» **DESCRIPTION OF THE TASK**
A word-for-word reproduction of the data below is needed, with no pictures in it.

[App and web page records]
....

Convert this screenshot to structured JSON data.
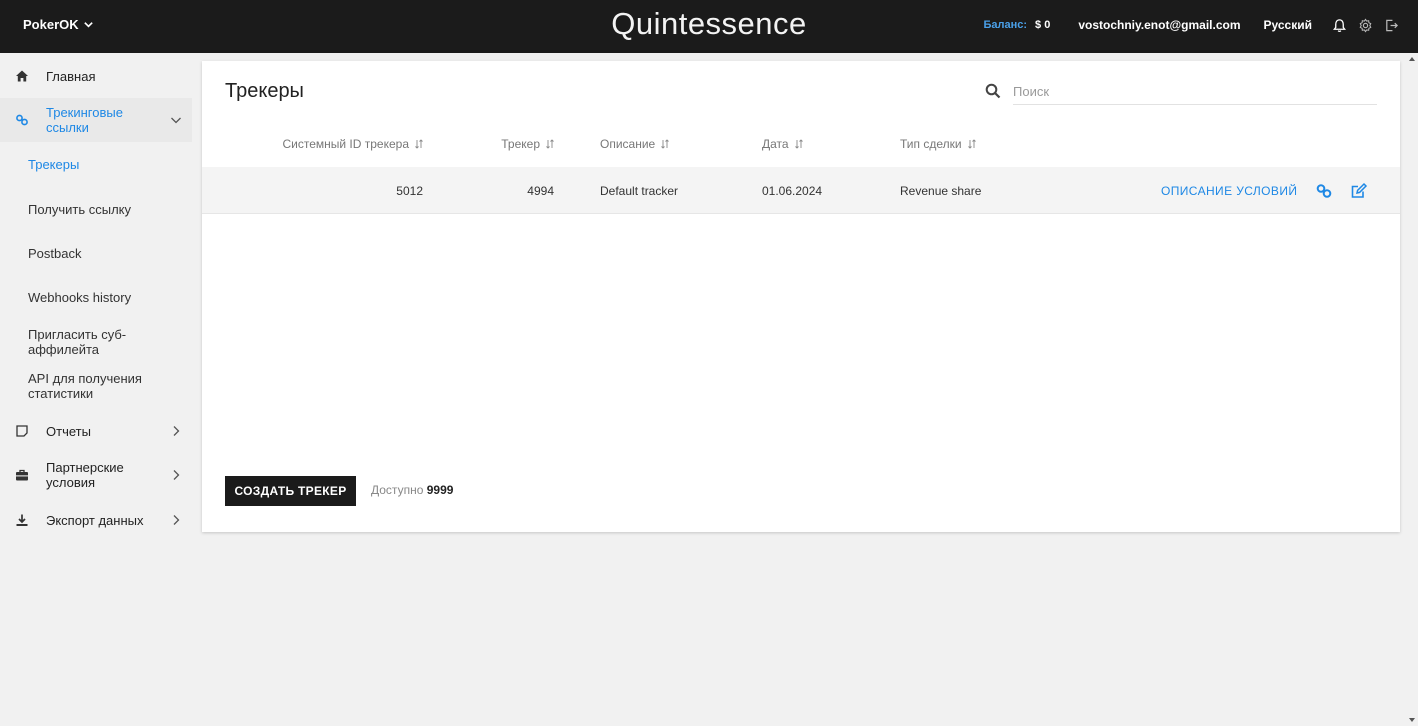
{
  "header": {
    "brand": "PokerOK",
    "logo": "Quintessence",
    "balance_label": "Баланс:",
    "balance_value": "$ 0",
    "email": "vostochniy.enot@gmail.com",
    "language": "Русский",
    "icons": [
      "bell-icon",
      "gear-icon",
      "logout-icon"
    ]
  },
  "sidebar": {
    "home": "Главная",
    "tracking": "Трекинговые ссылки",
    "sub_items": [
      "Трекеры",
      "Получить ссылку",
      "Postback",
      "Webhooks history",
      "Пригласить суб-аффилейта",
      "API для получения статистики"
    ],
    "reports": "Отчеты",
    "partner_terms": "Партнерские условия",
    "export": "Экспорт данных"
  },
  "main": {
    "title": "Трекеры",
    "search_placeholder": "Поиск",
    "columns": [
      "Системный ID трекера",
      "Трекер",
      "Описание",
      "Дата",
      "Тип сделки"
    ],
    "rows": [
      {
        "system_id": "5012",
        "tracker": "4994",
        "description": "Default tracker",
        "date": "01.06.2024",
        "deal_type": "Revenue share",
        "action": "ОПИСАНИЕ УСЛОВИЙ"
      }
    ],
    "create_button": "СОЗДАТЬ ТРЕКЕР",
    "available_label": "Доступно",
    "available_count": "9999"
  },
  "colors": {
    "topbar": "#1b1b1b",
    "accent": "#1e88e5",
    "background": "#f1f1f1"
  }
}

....

» **WRITTEN ANSWER**
Convert this screenshot to structured JSON data.
{
  "header": {
    "brand": "PokerOK",
    "logo": "Quintessence",
    "balance_label": "Баланс:",
    "balance_value": "$ 0",
    "email": "vostochniy.enot@gmail.com",
    "language": "Русский",
    "icons": [
      "bell-icon",
      "gear-icon",
      "logout-icon"
    ]
  },
  "sidebar": {
    "home": "Главная",
    "tracking": "Трекинговые ссылки",
    "sub_items": [
      "Трекеры",
      "Получить ссылку",
      "Postback",
      "Webhooks history",
      "Пригласить суб-аффилейта",
      "API для получения статистики"
    ],
    "reports": "Отчеты",
    "partner_terms": "Партнерские условия",
    "export": "Экспорт данных"
  },
  "main": {
    "title": "Трекеры",
    "search_placeholder": "Поиск",
    "columns": [
      "Системный ID трекера",
      "Трекер",
      "Описание",
      "Дата",
      "Тип сделки"
    ],
    "rows": [
      {
        "system_id": "5012",
        "tracker": "4994",
        "description": "Default tracker",
        "date": "01.06.2024",
        "deal_type": "Revenue share",
        "action": "ОПИСАНИЕ УСЛОВИЙ"
      }
    ],
    "create_button": "СОЗДАТЬ ТРЕКЕР",
    "available_label": "Доступно",
    "available_count": "9999"
  },
  "colors": {
    "topbar": "#1b1b1b",
    "accent": "#1e88e5",
    "background": "#f1f1f1"
  }
}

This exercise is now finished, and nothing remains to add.